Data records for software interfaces

►

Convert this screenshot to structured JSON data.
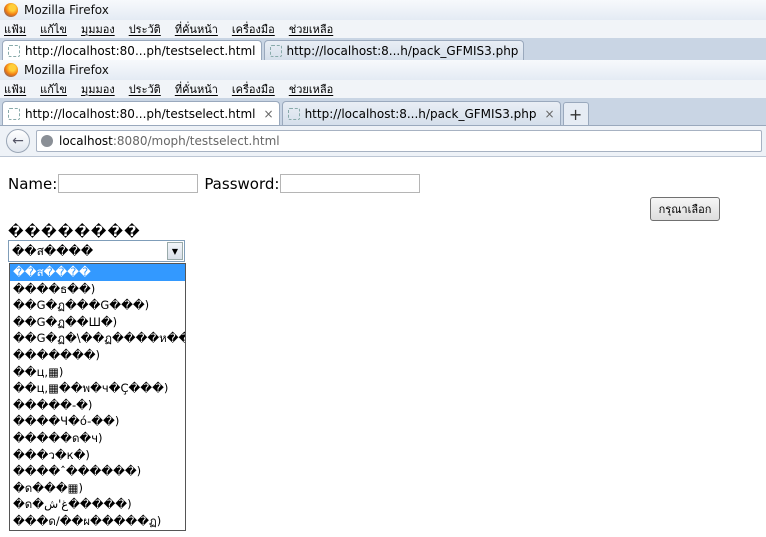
{
  "window": {
    "title": "Mozilla Firefox"
  },
  "menu": [
    "แฟ้ม",
    "แก้ไข",
    "มุมมอง",
    "ประวัติ",
    "ที่คั่นหน้า",
    "เครื่องมือ",
    "ช่วยเหลือ"
  ],
  "tabs": [
    {
      "label": "http://localhost:80...ph/testselect.html"
    },
    {
      "label": "http://localhost:8...h/pack_GFMIS3.php"
    }
  ],
  "tabs_behind": [
    {
      "label": "http://localhost:80...ph/testselect.html"
    },
    {
      "label": "http://localhost:8...h/pack_GFMIS3.php"
    }
  ],
  "new_tab": "+",
  "tab_close": "×",
  "url": {
    "host": "localhost",
    "rest": ":8080/moph/testselect.html"
  },
  "form": {
    "name_label": "Name:",
    "password_label": "Password:",
    "name_value": "",
    "password_value": "",
    "submit_label": "กรุณาเลือก",
    "select_label": "��������",
    "select_value": "��ส����"
  },
  "options": [
    "��ส����",
    "����ธ��)",
    "��G�ฏ���G���)",
    "��G�ฏ��Ш�)",
    "��G�ฏ�\\��ฏ����ห��)",
    "�������)",
    "��ц,▦)",
    "��ц,▦��พ�ч�Ç���)",
    "�����-�)",
    "����Ч�ó-��)",
    "�����ด�ч)",
    "���ว�к�)",
    "����ˆ������)",
    "�ด���▦)",
    "�ด�غ'ش�����)",
    "���ด/��ผ�����ฏ)"
  ],
  "selected_index": 0
}
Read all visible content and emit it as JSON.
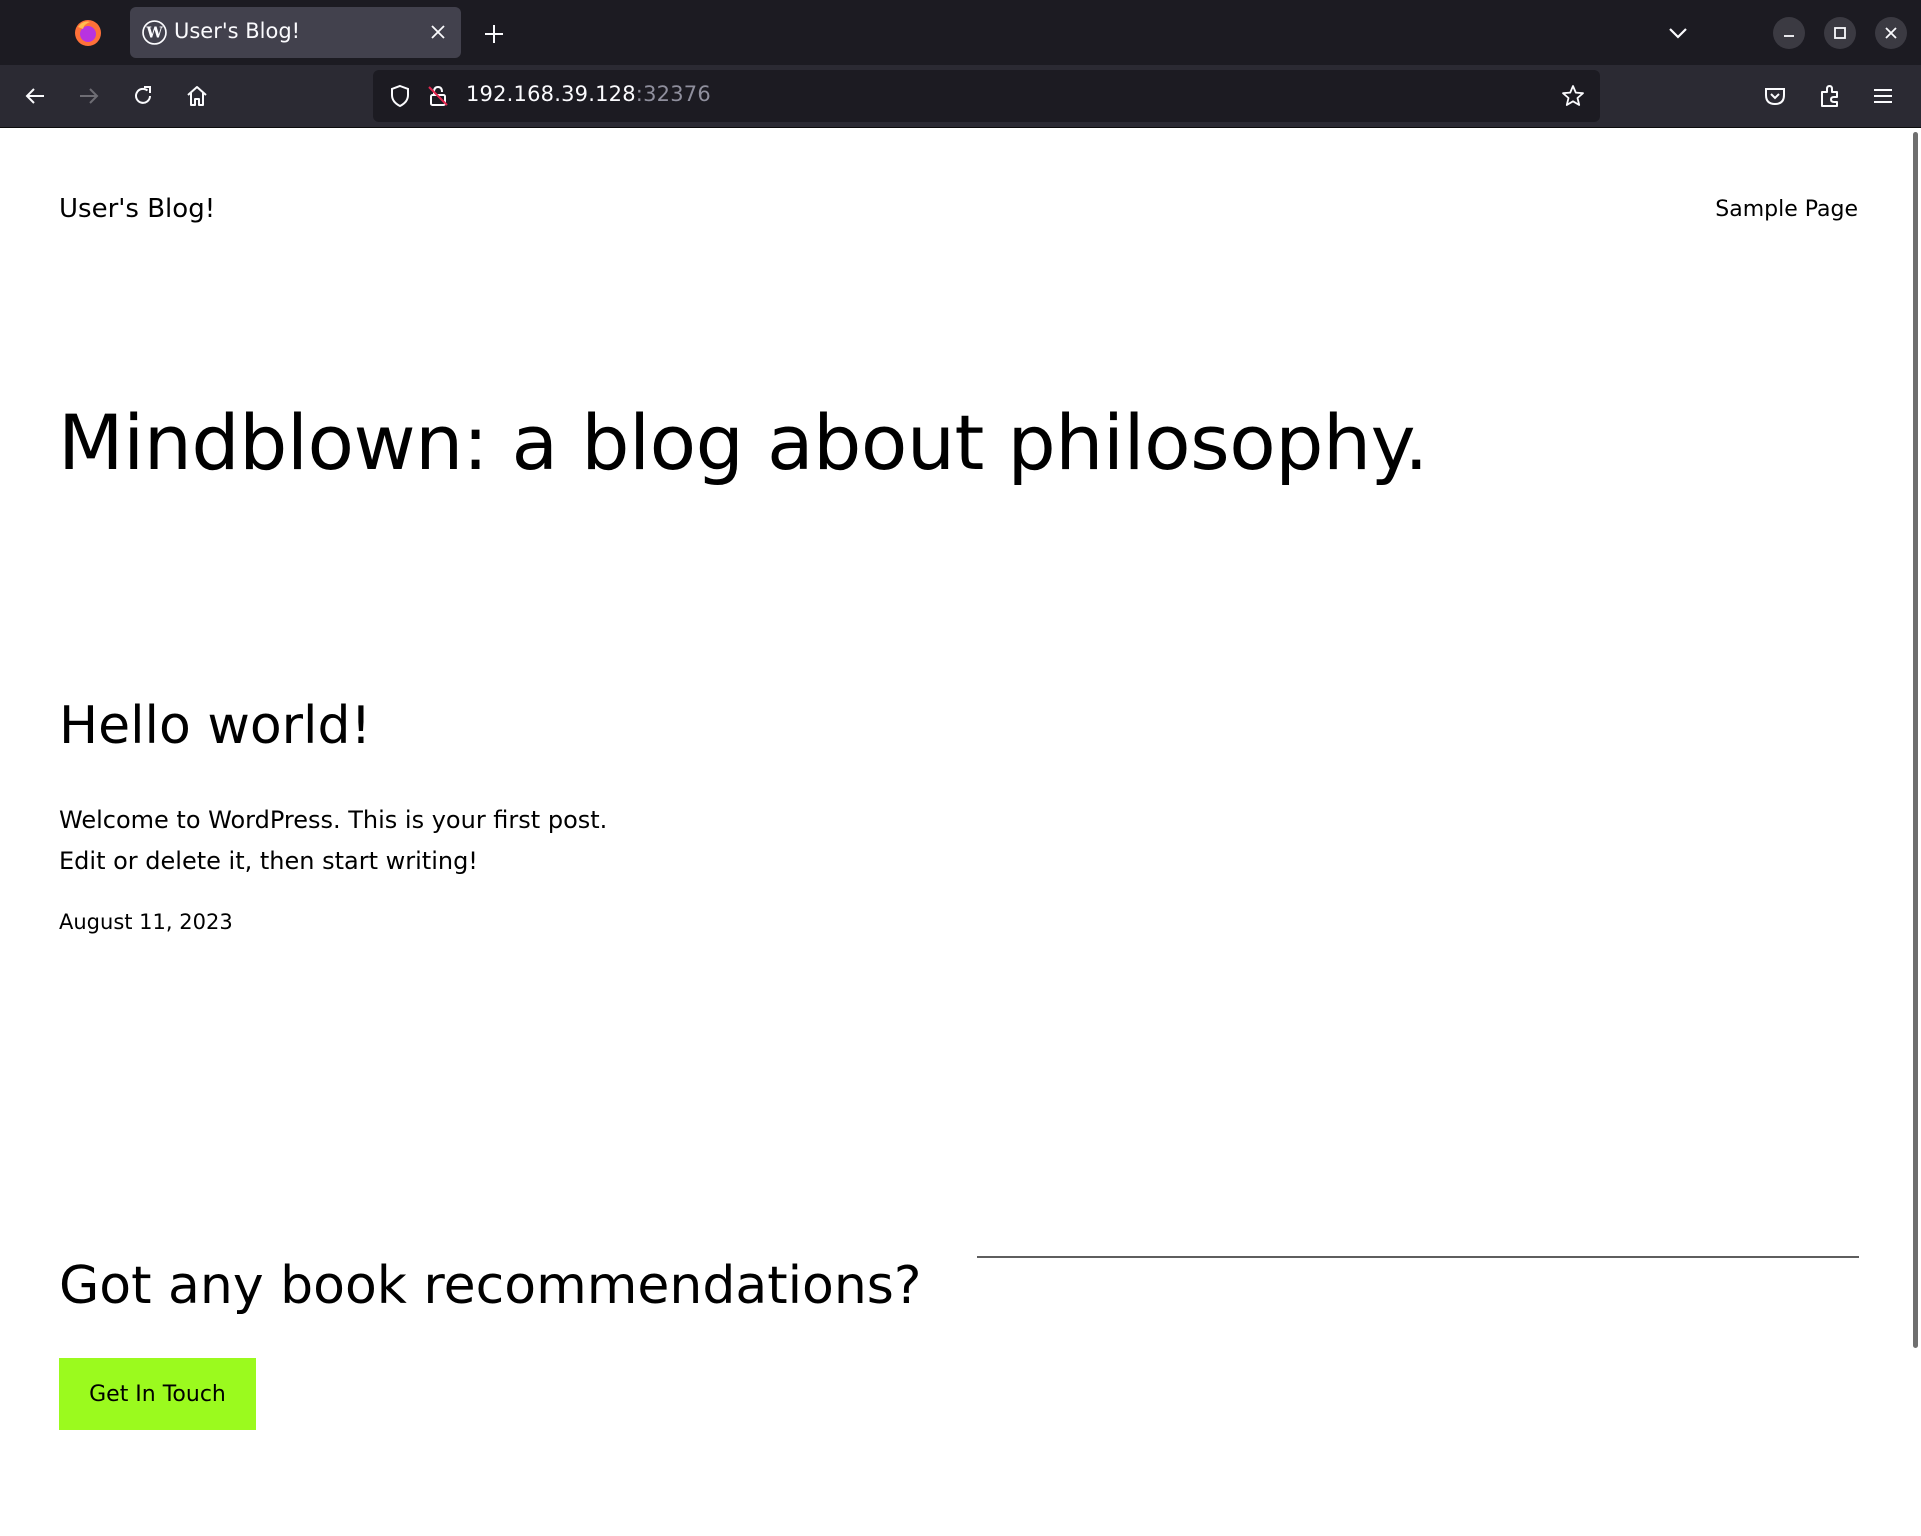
{
  "browser": {
    "tab": {
      "title": "User's Blog!"
    },
    "url": {
      "host": "192.168.39.128",
      "port": ":32376"
    },
    "icons": {
      "app": "firefox-logo-icon",
      "favicon": "wordpress-icon",
      "tab_close": "close-icon",
      "new_tab": "plus-icon",
      "tab_list": "chevron-down-icon",
      "minimize": "minimize-icon",
      "maximize": "maximize-icon",
      "close_window": "close-icon",
      "back": "arrow-left-icon",
      "forward": "arrow-right-icon",
      "reload": "reload-icon",
      "home": "home-icon",
      "tracking": "shield-icon",
      "insecure": "lock-strike-icon",
      "bookmark": "star-icon",
      "pocket": "pocket-icon",
      "extensions": "puzzle-icon",
      "menu": "hamburger-menu-icon"
    },
    "colors": {
      "tabbar": "#1c1b22",
      "toolbar": "#2b2a33",
      "tab_active": "#42414d"
    }
  },
  "site": {
    "title": "User's Blog!",
    "nav": {
      "sample_page": "Sample Page"
    },
    "tagline": "Mindblown: a blog about philosophy."
  },
  "post": {
    "title": "Hello world!",
    "body_line1": "Welcome to WordPress. This is your first post.",
    "body_line2": "Edit or delete it, then start writing!",
    "date": "August 11, 2023"
  },
  "cta": {
    "heading": "Got any book recommendations?",
    "button_label": "Get In Touch",
    "button_color": "#9bfa1e"
  }
}
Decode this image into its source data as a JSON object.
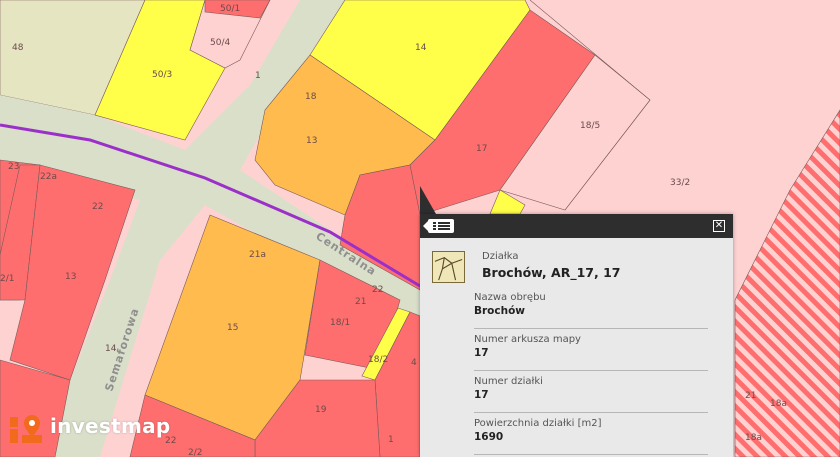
{
  "map": {
    "parcel_labels": [
      "48",
      "50/1",
      "50/4",
      "50/3",
      "14",
      "18",
      "13",
      "17",
      "18/5",
      "33/2",
      "23",
      "22a",
      "22",
      "2/1",
      "13",
      "21a",
      "22",
      "21",
      "18/1",
      "18/2",
      "15",
      "14",
      "19",
      "22",
      "1",
      "4",
      "21",
      "18a",
      "18a",
      "1",
      "2/2"
    ],
    "streets": {
      "centralna": "Centralna",
      "semaforowa": "Semaforowa"
    },
    "colors": {
      "yellow": "#ffff49",
      "orange": "#ffbb4e",
      "red": "#ff6e6e",
      "pink": "#ffd2d2",
      "beige": "#e6e5c2",
      "road": "#d9dfc9",
      "route": "#9b30c9"
    }
  },
  "popup": {
    "menu_icon": "list-icon",
    "close_icon": "close-icon",
    "object_type": "Działka",
    "title": "Brochów, AR_17, 17",
    "fields": [
      {
        "label": "Nazwa obrębu",
        "value": "Brochów"
      },
      {
        "label": "Numer arkusza mapy",
        "value": "17"
      },
      {
        "label": "Numer działki",
        "value": "17"
      },
      {
        "label": "Powierzchnia działki [m2]",
        "value": "1690"
      }
    ]
  },
  "brand": {
    "name": "investmap"
  }
}
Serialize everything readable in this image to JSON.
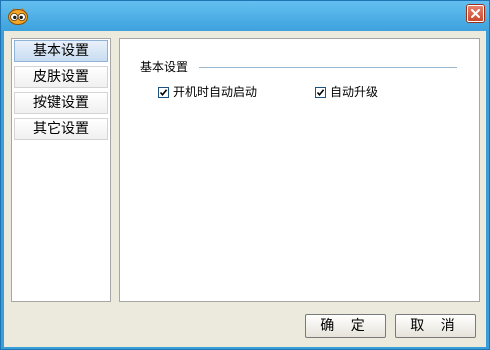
{
  "titlebar": {
    "app_icon": "owl-eyes-icon",
    "close_icon": "close-icon"
  },
  "sidebar": {
    "items": [
      {
        "label": "基本设置",
        "selected": true
      },
      {
        "label": "皮肤设置",
        "selected": false
      },
      {
        "label": "按键设置",
        "selected": false
      },
      {
        "label": "其它设置",
        "selected": false
      }
    ]
  },
  "main": {
    "group_title": "基本设置",
    "options": [
      {
        "label": "开机时自动启动",
        "checked": true
      },
      {
        "label": "自动升级",
        "checked": true
      }
    ]
  },
  "footer": {
    "ok_label": "确 定",
    "cancel_label": "取 消"
  },
  "colors": {
    "titlebar": "#3ea2dd",
    "client_bg": "#ece9dd",
    "selected_item": "#c8dcf1"
  }
}
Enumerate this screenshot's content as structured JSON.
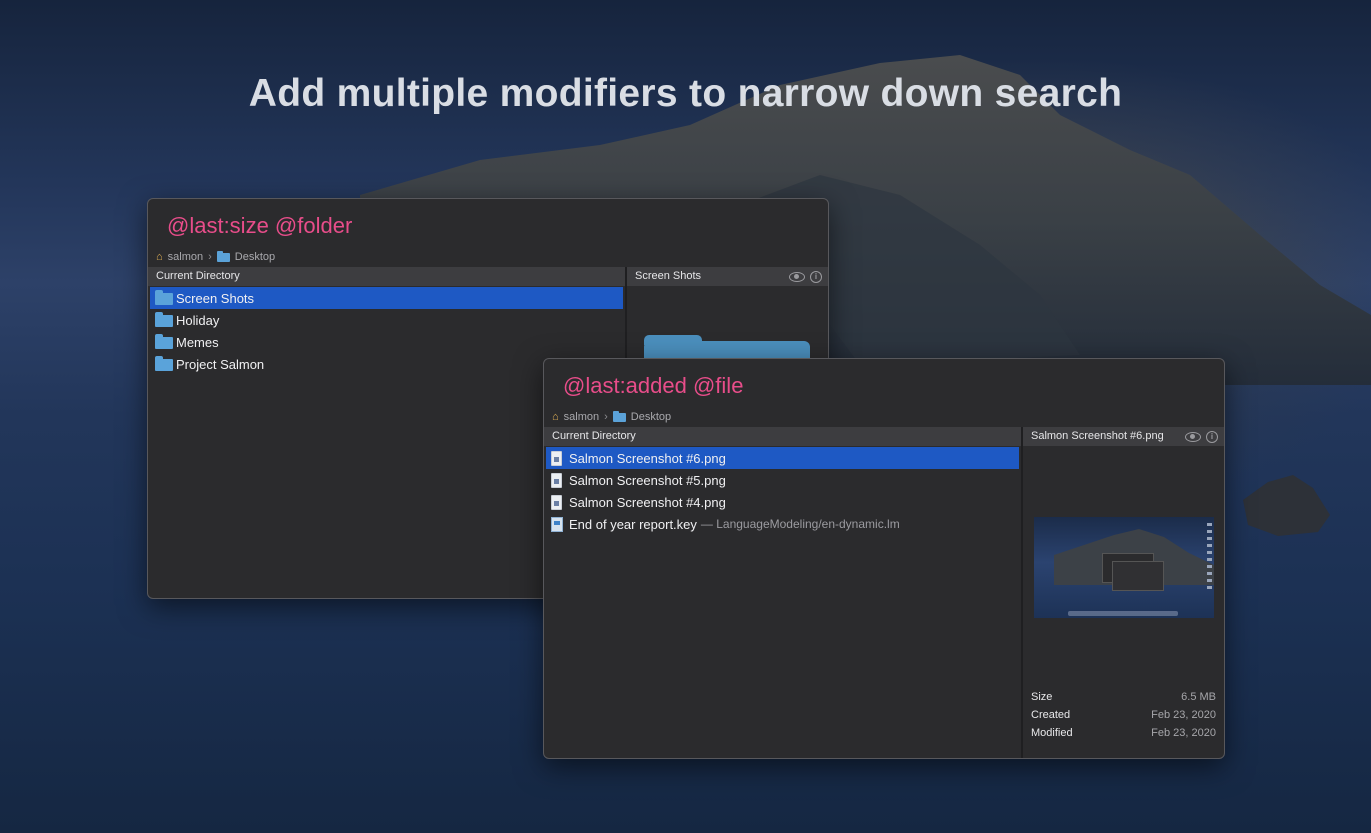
{
  "headline": "Add multiple modifiers to narrow down search",
  "window1": {
    "query": "@last:size @folder",
    "breadcrumb": {
      "home": "salmon",
      "folder": "Desktop"
    },
    "list_header": "Current Directory",
    "preview_header": "Screen Shots",
    "items": [
      {
        "label": "Screen Shots",
        "selected": true
      },
      {
        "label": "Holiday",
        "selected": false
      },
      {
        "label": "Memes",
        "selected": false
      },
      {
        "label": "Project Salmon",
        "selected": false
      }
    ]
  },
  "window2": {
    "query": "@last:added @file",
    "breadcrumb": {
      "home": "salmon",
      "folder": "Desktop"
    },
    "list_header": "Current Directory",
    "preview_header": "Salmon Screenshot #6.png",
    "items": [
      {
        "label": "Salmon Screenshot #6.png",
        "selected": true
      },
      {
        "label": "Salmon Screenshot #5.png",
        "selected": false
      },
      {
        "label": "Salmon Screenshot #4.png",
        "selected": false
      },
      {
        "label": "End of year report.key",
        "path": "— LanguageModeling/en-dynamic.lm",
        "selected": false
      }
    ],
    "metadata": [
      {
        "key": "Size",
        "value": "6.5 MB"
      },
      {
        "key": "Created",
        "value": "Feb 23, 2020"
      },
      {
        "key": "Modified",
        "value": "Feb 23, 2020"
      }
    ]
  },
  "colors": {
    "query": "#e84d8a",
    "selection": "#1e59c4",
    "folder": "#5aa3da",
    "panel": "#2b2b2d"
  }
}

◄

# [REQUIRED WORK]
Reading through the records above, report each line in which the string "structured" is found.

# [ANSWER SPACE]
Convert this screenshot to structured JSON data.
Enumerate this screenshot's content as structured JSON.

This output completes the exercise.